October 26, 1553- the council of the City of Geneva writes
‘Having a summary of the process against the prisoner, Michael Servetus, and the reports of the parties consulted before us, it is hereby resolved, and, in consideration of his great errors and blasphemies, decreed, that he be taken to Champel, and there burned alive; that this sentence be carried into effect on the morrow, and that his books be burned with him.’
The council had little choice, since Servetus had
… spoken of the Trinity as a three-headed monster, comparable to the hell-dog of the heathen poets.
You might get away with that kind of nasty talk these days, but in the 16th century you only said that sort of thing if you had a death wish.
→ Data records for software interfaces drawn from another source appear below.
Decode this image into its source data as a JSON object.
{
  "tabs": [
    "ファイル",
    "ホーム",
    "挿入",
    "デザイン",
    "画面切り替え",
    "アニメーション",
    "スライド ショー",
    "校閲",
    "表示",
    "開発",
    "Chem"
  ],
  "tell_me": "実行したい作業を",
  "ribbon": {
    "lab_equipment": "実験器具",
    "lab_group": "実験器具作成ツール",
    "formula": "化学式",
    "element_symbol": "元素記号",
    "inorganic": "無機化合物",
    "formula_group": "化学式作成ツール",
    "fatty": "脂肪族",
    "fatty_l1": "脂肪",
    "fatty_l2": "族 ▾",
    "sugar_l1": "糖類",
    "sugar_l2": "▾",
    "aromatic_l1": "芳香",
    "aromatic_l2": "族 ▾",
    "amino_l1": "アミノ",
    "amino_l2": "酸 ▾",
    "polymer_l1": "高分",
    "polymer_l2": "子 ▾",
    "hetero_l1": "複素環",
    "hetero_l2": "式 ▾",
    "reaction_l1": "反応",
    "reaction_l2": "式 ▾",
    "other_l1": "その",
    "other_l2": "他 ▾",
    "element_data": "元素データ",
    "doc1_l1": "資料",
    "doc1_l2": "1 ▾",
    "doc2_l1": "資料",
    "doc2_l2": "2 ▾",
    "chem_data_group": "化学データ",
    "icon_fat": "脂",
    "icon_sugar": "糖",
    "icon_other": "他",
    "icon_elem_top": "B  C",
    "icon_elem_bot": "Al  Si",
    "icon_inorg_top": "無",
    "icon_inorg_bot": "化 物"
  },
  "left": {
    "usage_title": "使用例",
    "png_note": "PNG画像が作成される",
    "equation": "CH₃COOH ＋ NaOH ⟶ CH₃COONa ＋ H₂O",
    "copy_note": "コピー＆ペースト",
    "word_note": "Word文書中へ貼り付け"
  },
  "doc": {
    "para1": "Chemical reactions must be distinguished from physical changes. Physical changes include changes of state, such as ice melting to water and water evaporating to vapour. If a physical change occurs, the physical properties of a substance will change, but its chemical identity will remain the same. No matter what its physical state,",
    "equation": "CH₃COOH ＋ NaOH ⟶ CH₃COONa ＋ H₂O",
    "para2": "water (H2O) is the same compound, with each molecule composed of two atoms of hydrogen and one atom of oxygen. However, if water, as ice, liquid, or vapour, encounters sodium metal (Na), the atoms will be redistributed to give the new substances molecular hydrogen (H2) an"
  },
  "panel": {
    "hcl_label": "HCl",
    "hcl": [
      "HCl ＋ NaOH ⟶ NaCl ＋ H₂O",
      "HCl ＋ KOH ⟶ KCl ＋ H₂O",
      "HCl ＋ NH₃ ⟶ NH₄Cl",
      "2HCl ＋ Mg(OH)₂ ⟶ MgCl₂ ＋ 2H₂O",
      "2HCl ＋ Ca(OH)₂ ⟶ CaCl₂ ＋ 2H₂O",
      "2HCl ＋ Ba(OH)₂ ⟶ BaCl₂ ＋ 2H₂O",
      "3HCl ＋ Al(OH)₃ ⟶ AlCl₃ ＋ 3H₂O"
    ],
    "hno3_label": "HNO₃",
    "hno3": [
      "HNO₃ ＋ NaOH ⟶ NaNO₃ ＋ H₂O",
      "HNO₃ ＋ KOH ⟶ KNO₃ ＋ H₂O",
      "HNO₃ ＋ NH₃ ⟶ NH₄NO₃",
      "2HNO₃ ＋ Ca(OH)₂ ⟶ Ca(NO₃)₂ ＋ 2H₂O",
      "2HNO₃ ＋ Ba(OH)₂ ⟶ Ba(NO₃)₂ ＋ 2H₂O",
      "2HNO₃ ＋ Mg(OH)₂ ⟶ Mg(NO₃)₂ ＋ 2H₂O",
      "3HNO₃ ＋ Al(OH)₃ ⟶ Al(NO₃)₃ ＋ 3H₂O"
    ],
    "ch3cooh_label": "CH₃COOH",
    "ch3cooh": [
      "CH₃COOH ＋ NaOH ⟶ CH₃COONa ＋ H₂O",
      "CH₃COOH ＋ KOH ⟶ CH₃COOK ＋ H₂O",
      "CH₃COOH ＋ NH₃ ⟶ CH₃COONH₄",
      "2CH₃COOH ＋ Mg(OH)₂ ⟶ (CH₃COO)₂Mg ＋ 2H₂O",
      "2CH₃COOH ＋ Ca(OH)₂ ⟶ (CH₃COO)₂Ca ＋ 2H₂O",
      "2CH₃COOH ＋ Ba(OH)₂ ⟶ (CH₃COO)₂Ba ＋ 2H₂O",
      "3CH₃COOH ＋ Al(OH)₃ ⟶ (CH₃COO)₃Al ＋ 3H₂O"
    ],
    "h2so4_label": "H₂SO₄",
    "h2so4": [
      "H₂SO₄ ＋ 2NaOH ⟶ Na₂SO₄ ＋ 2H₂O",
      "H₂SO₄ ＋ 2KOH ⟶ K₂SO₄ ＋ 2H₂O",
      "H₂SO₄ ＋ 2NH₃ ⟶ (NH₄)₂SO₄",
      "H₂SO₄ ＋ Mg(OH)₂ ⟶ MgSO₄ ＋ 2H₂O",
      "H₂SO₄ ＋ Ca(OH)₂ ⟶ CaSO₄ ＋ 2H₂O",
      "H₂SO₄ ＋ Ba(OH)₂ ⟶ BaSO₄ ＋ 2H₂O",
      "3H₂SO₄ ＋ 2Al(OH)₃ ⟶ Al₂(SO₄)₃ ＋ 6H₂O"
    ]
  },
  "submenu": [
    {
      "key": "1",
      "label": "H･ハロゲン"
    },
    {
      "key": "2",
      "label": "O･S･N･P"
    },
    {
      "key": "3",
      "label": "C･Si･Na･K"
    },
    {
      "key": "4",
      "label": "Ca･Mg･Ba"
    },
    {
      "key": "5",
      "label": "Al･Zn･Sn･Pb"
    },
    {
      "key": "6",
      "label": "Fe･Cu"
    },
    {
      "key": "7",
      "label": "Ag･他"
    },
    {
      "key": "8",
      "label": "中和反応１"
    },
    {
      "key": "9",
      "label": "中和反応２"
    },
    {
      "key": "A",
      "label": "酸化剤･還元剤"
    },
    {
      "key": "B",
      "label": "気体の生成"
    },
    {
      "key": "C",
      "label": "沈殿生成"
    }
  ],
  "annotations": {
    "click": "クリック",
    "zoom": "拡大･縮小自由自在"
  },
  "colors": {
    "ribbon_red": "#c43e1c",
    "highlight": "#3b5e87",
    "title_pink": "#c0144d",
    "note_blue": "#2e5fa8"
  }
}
Servetus evidently did, since he decided he’d go to Geneva, of all places, to say them.